The tradition has also metastasized into nasty strains of comedic games. Think of them like the gaming equivalent of stand-up hacks. In fact, the world of homemade vintage games—both home-brew games that actually run on vintage hardware like the NES and others that just ape the aesthetic—is plagued by the notion that relentless difficulty is part of the entertainment value. Anyone who’s played Battle Kid: Fortress Of Peril knows that the nonstop deaths are only funny when done with grace. It may look like an ’80s Capcom game like GNG, but it certainly doesn’t feel like it. And that design impulse carries into more mainstream games, too. When Super Mario Maker came to Wii U, its user-created levels were a mire of nasty gauntlets and even one-note gags where you’d get bounced into spikes, fire, or bottomless pits unless you knew to run as soon as the stage started.
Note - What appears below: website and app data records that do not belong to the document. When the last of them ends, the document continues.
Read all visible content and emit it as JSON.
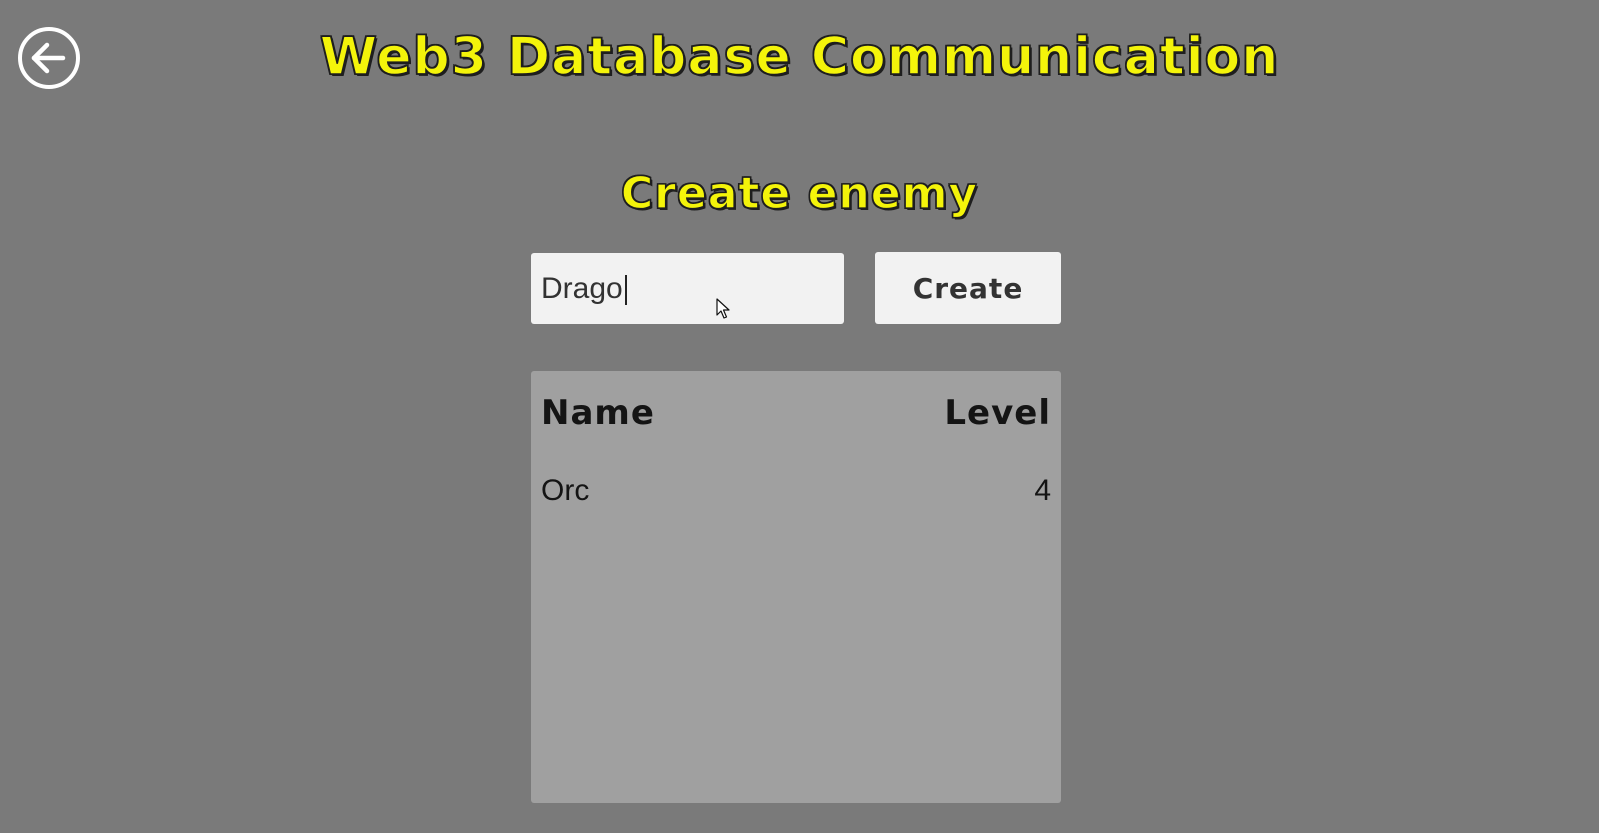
{
  "app": {
    "title": "Web3 Database Communication"
  },
  "nav": {
    "back_icon": "arrow-left-circle-icon"
  },
  "create_enemy": {
    "heading": "Create enemy",
    "name_input_value": "Drago",
    "create_label": "Create"
  },
  "enemy_table": {
    "columns": [
      "Name",
      "Level"
    ],
    "rows": [
      {
        "name": "Orc",
        "level": "4"
      }
    ]
  },
  "colors": {
    "background": "#7a7a7a",
    "title_yellow": "#f4f40a",
    "panel": "#a0a0a0",
    "control": "#f2f2f2"
  }
}
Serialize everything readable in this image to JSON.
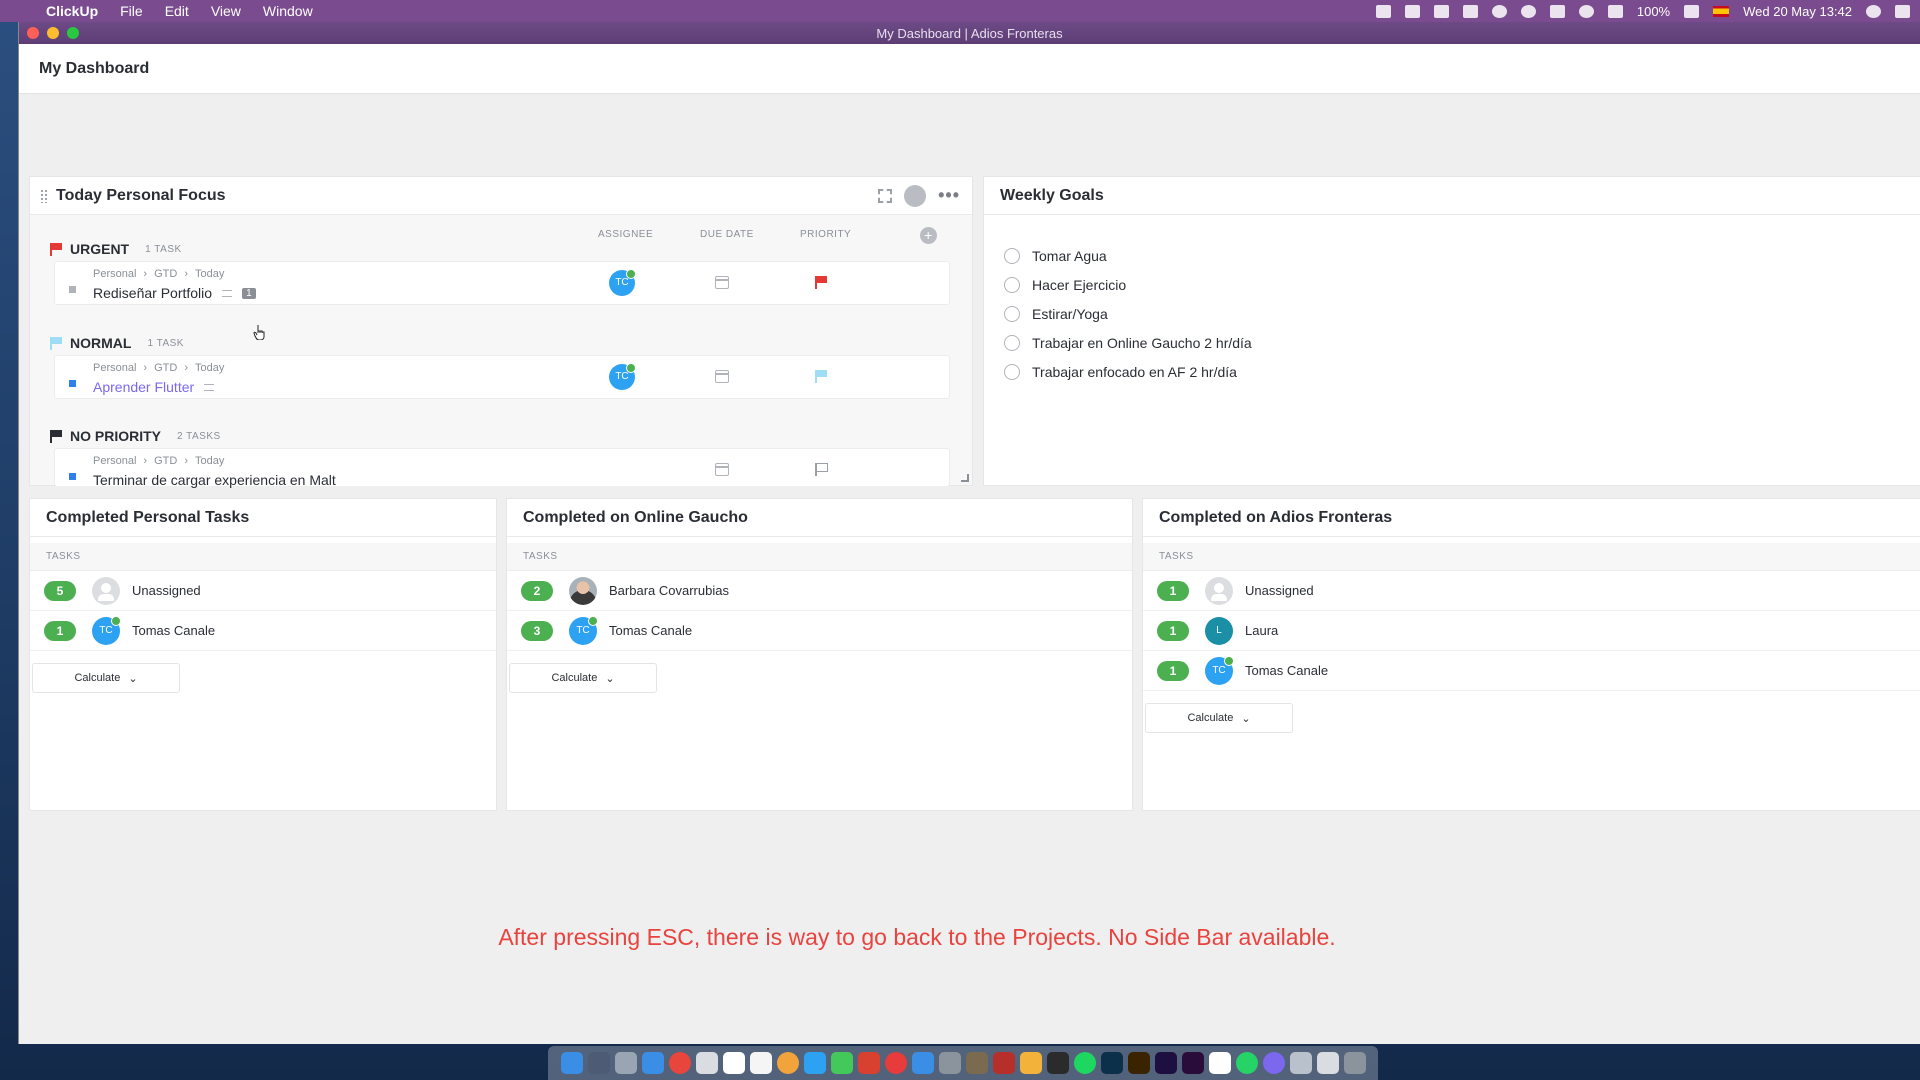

The working formula that Ghosts ’N Goblins established, then, is one of balance. The pratfalls and the challenge aren’t the source of the humor. The laughs come from the relationship between player and game, not as adversaries, with one trying to defeat the other, or as a blunt prop. The player has to be more than the watermelon smashed by the video game Gallagher. The real relationship between the player and GNG is more akin to the straight man and the wild eccentric in a farce. The game sets you up, you get knocked down, and you feed it another quarter to see what else it’s got.